▸ DATA TO EXAMINE:
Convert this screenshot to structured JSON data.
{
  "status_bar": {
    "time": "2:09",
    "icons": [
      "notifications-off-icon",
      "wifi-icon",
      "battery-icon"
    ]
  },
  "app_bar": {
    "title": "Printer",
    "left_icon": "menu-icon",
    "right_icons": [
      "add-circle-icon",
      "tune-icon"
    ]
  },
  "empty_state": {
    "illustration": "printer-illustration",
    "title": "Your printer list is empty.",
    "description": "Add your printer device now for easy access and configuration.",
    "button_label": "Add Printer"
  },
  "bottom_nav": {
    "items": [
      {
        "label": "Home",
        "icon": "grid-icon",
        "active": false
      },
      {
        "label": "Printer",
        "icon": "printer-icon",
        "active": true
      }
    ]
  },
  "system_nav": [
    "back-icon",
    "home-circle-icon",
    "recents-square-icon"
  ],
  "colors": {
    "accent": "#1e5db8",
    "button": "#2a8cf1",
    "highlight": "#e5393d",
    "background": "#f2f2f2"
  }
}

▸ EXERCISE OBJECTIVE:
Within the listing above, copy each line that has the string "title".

▸ RESULT:
    "title": "Printer",
    "title": "Your printer list is empty.",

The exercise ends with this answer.